Your advance care directive can include the following documents:
This form does not replace your other directives. Instead, it serves as doctor-ordered instructions — not unlike a prescription — to ensure that, in case of an emergency, you receive the treatment you prefer. It can include orders to avoid CPR or intubation. A MOLST, typically bright pink in color, stays with you and is posted near your bed or prominently displayed where emergency personnel or other medical team members can easily find it.
To view, print or download the above forms go to: caremountmedical.com/patient-resources
The best time to create an advance directive is before you are sick — when you have a clear understanding about your options and can communicate them to your loved ones and your doctor.

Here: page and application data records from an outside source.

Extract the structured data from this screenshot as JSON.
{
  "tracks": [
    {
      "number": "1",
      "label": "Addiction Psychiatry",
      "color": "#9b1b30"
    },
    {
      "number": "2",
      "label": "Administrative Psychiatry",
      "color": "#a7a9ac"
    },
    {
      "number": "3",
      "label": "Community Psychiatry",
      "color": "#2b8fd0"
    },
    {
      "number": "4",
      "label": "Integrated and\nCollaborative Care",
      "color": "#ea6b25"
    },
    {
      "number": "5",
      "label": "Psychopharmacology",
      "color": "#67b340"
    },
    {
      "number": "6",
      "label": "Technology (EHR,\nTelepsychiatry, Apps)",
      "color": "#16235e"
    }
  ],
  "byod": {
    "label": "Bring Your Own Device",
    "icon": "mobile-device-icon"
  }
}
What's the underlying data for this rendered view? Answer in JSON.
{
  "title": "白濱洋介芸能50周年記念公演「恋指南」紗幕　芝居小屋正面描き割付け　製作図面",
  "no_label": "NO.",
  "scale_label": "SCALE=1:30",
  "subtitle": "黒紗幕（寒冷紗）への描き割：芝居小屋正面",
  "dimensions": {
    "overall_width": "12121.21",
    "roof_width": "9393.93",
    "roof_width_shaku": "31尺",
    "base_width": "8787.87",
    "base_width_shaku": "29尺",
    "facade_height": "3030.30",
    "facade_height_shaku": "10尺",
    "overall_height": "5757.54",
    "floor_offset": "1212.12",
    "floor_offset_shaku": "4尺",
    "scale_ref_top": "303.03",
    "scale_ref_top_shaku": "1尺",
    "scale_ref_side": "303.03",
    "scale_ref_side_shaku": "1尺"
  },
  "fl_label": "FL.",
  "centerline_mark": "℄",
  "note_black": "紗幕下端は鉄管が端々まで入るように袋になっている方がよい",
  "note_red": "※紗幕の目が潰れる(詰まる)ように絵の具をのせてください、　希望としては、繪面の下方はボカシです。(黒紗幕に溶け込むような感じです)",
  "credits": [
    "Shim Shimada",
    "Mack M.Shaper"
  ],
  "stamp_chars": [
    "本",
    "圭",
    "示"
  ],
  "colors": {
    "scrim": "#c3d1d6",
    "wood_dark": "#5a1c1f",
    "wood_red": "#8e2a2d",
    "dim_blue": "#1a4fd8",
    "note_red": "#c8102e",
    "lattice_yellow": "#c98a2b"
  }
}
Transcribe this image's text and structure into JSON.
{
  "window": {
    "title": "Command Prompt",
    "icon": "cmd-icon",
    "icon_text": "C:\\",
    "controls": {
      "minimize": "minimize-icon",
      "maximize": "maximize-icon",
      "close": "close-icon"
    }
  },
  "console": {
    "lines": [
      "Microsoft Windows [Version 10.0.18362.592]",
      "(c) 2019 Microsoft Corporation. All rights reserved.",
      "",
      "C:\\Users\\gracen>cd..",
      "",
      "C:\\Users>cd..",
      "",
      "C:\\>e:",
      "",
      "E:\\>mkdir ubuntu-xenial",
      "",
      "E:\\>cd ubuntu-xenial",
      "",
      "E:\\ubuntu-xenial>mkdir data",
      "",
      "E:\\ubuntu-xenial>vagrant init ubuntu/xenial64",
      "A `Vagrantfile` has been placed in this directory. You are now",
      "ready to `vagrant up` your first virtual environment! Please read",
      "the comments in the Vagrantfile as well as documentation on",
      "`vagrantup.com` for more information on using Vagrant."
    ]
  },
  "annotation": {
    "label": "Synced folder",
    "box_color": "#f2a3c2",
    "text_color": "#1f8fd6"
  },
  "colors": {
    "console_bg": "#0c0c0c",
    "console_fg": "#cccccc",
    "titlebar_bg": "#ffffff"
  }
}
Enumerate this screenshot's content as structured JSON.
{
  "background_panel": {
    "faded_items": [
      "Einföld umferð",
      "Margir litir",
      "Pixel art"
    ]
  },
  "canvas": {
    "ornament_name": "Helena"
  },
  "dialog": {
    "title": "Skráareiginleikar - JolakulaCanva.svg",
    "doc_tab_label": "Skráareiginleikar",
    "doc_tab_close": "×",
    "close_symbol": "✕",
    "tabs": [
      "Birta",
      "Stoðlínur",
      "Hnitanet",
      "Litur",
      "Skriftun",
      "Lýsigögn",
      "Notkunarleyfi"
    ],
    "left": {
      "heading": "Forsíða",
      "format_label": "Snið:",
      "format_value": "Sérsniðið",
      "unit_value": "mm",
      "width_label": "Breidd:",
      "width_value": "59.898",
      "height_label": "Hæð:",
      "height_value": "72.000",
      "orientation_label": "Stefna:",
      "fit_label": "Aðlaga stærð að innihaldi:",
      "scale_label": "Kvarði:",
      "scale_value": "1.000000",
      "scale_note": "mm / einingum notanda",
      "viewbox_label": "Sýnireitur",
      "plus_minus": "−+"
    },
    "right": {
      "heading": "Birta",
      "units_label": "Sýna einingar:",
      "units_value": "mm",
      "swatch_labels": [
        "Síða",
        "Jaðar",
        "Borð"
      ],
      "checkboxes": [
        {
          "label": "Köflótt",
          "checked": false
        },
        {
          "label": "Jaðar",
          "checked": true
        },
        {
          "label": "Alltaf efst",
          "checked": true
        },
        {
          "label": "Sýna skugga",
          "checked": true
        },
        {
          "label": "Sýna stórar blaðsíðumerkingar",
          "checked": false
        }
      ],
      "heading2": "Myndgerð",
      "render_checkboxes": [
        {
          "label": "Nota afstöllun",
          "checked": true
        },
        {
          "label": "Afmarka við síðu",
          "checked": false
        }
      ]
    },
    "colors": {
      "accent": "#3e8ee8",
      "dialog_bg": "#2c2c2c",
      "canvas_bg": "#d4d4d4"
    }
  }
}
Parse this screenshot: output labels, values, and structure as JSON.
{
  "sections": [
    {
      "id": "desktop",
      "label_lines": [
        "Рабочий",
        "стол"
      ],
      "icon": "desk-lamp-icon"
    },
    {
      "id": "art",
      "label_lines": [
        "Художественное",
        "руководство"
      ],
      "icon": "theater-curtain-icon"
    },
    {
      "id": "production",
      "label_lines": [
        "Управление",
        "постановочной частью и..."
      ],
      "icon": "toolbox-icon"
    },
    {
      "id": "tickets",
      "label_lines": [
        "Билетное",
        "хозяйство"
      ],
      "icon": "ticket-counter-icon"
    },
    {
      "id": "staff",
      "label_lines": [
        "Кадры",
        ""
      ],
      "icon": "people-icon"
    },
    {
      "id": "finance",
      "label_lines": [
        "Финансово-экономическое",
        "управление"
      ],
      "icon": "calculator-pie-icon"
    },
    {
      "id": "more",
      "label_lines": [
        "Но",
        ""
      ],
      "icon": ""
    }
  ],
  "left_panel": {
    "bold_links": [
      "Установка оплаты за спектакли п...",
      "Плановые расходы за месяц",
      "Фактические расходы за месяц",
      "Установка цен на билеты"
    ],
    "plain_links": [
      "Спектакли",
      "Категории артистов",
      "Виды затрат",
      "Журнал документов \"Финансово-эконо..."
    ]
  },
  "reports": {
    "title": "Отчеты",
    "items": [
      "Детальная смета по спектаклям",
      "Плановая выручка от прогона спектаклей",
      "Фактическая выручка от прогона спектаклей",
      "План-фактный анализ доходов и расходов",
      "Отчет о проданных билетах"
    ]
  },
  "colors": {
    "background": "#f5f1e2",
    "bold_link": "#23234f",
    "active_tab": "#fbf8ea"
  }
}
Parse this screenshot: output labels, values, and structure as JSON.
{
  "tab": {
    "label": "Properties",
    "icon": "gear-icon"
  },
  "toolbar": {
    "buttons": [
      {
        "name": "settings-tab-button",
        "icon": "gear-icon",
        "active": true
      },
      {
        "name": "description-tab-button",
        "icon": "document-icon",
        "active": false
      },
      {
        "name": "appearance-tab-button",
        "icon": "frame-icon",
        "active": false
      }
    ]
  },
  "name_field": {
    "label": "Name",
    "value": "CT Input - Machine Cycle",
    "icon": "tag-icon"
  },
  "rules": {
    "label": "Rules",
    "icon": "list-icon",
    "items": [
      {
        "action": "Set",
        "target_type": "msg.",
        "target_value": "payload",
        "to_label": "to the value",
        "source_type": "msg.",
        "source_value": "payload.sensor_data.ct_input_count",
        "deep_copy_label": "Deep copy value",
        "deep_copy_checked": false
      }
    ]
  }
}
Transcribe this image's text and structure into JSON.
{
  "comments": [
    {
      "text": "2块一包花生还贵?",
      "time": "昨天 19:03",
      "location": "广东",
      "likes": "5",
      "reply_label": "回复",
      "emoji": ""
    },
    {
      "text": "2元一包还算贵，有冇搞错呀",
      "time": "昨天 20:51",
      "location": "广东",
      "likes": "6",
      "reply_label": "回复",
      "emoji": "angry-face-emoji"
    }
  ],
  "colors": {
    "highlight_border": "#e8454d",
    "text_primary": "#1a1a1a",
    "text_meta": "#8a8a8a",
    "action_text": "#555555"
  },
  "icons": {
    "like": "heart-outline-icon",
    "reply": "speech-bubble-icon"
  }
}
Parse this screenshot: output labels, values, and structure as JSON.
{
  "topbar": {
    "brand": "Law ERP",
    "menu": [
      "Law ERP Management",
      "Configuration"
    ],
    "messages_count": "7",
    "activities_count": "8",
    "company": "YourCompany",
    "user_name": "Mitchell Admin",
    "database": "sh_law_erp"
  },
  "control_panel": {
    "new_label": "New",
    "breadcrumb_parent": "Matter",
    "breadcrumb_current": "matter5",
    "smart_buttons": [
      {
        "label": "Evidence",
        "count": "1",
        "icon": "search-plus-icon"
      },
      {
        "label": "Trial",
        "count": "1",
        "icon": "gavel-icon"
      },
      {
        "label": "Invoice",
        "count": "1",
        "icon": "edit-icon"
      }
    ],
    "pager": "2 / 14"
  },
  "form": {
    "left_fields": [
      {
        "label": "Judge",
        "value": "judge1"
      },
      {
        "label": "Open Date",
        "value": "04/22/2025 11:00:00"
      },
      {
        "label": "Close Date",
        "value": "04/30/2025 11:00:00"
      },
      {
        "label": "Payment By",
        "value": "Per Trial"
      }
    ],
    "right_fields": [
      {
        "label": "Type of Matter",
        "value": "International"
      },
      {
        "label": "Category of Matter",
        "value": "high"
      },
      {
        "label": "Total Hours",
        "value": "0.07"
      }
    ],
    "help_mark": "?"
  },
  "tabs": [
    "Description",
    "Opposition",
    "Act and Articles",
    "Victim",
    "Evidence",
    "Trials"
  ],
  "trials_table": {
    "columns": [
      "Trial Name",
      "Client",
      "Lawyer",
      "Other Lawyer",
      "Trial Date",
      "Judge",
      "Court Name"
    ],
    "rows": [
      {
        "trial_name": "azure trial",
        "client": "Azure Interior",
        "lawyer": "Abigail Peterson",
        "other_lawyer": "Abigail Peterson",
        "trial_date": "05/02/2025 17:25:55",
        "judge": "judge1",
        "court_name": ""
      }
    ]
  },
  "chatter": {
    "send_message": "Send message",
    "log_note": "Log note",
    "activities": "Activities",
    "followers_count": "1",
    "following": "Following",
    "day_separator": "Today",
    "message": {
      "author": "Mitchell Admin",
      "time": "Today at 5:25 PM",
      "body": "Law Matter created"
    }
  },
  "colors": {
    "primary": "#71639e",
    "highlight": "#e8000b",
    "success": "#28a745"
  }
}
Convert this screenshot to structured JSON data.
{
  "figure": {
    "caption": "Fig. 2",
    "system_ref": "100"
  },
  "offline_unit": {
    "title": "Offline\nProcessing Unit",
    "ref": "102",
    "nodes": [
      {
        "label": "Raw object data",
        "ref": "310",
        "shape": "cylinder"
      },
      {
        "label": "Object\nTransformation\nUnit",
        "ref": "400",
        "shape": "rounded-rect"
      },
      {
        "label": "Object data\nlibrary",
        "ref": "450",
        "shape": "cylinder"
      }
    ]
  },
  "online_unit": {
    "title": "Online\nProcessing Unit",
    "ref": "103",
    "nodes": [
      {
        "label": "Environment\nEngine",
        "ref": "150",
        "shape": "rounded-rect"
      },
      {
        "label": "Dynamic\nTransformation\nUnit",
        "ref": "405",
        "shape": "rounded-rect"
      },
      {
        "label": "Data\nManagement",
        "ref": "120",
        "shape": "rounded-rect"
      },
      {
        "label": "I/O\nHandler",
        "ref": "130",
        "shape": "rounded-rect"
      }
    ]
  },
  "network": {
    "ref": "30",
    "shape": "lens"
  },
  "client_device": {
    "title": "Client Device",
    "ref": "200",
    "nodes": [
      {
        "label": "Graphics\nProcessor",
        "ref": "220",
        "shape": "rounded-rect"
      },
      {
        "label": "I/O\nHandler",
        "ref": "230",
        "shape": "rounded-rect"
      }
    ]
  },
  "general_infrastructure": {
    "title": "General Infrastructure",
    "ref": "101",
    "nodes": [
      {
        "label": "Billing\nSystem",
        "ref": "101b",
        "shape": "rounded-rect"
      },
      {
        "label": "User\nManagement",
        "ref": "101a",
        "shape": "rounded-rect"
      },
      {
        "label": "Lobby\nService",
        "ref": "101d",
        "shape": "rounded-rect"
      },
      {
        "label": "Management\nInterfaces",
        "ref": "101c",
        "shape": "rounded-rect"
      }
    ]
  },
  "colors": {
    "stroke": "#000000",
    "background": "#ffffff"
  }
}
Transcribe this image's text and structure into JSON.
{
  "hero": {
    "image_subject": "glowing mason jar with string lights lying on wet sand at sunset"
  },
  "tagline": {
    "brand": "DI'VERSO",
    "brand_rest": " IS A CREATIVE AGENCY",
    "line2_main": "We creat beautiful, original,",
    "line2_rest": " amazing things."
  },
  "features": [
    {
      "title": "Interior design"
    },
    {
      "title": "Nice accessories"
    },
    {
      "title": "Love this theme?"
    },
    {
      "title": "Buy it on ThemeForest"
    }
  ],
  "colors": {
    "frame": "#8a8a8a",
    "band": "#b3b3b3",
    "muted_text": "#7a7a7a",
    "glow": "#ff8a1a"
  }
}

You should select a trusted individual, willing and able to accept this responsibility who will follow your values and instructions.
Having a conversation about advanced care planning can be uncomfortable. You can ease into the discussion by saying, “I know that this isn’t easy to talk about, but if I get sick or have an accident — and can’t make medical decisions for myself — I’d like to share what would be important to me, so you could be my decision maker.”
COMMUNICATE: Talk to your loved ones and your healthcare team about your choices.
DOCUMENT: Work with the team to complete appropriate forms that honor your decisions.
SHARE: Place copies of forms in a visible location at home and provide a copy to your loved ones and your designated healthcare agent.